Hi Guys, first post here although I have been reading along for some time. I have been eyeballing Onewheels for some months already but can’t justify the costs of a new one. The market for used boards is almost non existing here in the Netherlands so I was really stoked to learn that people are actually building these with parts from Hoverboards as low budget alternative.
The 3D printed version from Ddrito was most accessible for me with the tools I have available.
Printing the hub/rim for the wheels. Later I discovered that with this print orientation (or with my printer setting) that inside needed to be sanded down a bit. The hub is a really snug fit around the hoverboard wheels. With a 4 layer perimeter print setting it seems to hold the load of the Onewheel and passenger quite well.
Most of the files have been designed for a printer with 30x30cm printbed. My Flashforge has a 16x26cm printsize so I had to split some of the print files.
Because the wheelhub encloses the hoverboard motors the diameter can not be smaller than 6”. This rules out using 5” Gokart tyres. A bit of a shame because 5” tires are only €30,- new. And the original Onewheel tires are often €80 or more. Luckily the owner of a Superkart team lives only 15 minutes away from me and he was kind enough to donate some Dunlop 11x5.5-6 tires that had only been used for a qualifying race .
Aluminum rails are 20x40x20 mm size and 3mm thick. Local hardware stores only had 2mm thick profiles but an online supplier was able to supply them for €20.- shipped.
The beauty of Hoverboards is that they produced millions of them and because the hype has past you can get used ones online for €50.- or less. For that money you get a 10S2P 18650 battery, 2BLCD controllers, 2x 350 Watt motors and 2 gyro sensor boards. Sounds like a good deal to me.
Wheel assembly. The rim is not tubeless, so an oversized inner tube is placed.
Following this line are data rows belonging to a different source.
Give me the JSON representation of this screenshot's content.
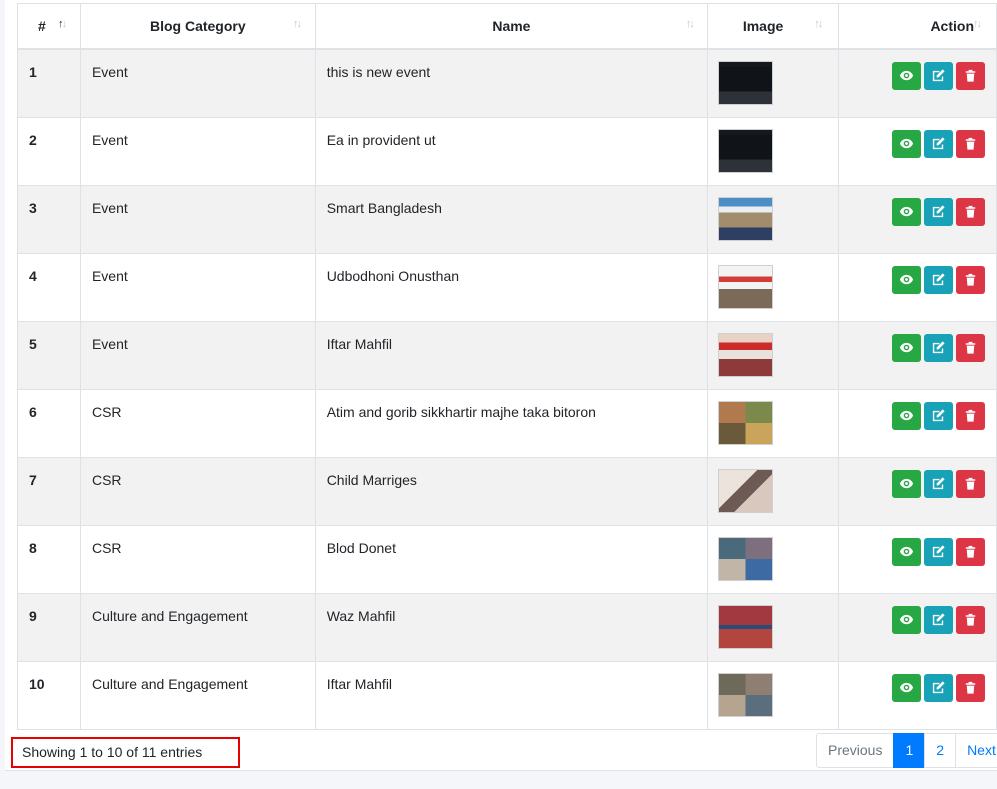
{
  "table": {
    "headers": {
      "num": "#",
      "category": "Blog Category",
      "name": "Name",
      "image": "Image",
      "action": "Action"
    },
    "rows": [
      {
        "num": "1",
        "category": "Event",
        "name": "this is new event",
        "thumb": "dark-slide"
      },
      {
        "num": "2",
        "category": "Event",
        "name": "Ea in provident ut",
        "thumb": "dark-slide"
      },
      {
        "num": "3",
        "category": "Event",
        "name": "Smart Bangladesh",
        "thumb": "seminar-photo"
      },
      {
        "num": "4",
        "category": "Event",
        "name": "Udbodhoni Onusthan",
        "thumb": "banner-photo"
      },
      {
        "num": "5",
        "category": "Event",
        "name": "Iftar Mahfil",
        "thumb": "red-banner-photo"
      },
      {
        "num": "6",
        "category": "CSR",
        "name": "Atim and gorib sikkhartir majhe taka bitoron",
        "thumb": "collage-photo"
      },
      {
        "num": "7",
        "category": "CSR",
        "name": "Child Marriges",
        "thumb": "room-photo"
      },
      {
        "num": "8",
        "category": "CSR",
        "name": "Blod Donet",
        "thumb": "blood-collage-photo"
      },
      {
        "num": "9",
        "category": "Culture and Engagement",
        "name": "Waz Mahfil",
        "thumb": "waz-collage-photo"
      },
      {
        "num": "10",
        "category": "Culture and Engagement",
        "name": "Iftar Mahfil",
        "thumb": "iftar-collage-photo"
      }
    ]
  },
  "footer": {
    "info": "Showing 1 to 10 of 11 entries",
    "previous": "Previous",
    "pages": [
      "1",
      "2"
    ],
    "active_page": "1",
    "next": "Next"
  },
  "colors": {
    "view": "#28a745",
    "edit": "#17a2b8",
    "delete": "#dc3545",
    "primary": "#007bff",
    "highlight_border": "#e60000"
  }
}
Because of the motors the valve has to exit on the side of the rim. A flexible valve extension is used for this. The extensions that I could source locally all had a bigger shell than the printed design accounted for. Some modifications where necessary to make this fit.
Once printed all parts come together really nice and it shows that the designer of files really had some thoughts about designing the components.
It rides…. Well kind off. It turns out that the manufacturers of these batteries like to cut some corners while producing. The BMS would cut off during power peaks. I would not be surprised if 5A is the true current rating on this BMS unit. As the IR on the individual cells don’t show anything out of the ordinary I decided to bypass the BMS temporarily. This solved the problem but it is not a permanent solution off course (don’t try this at home people).
Upgrade to VESC setup meanwhile, see post 52 for more details.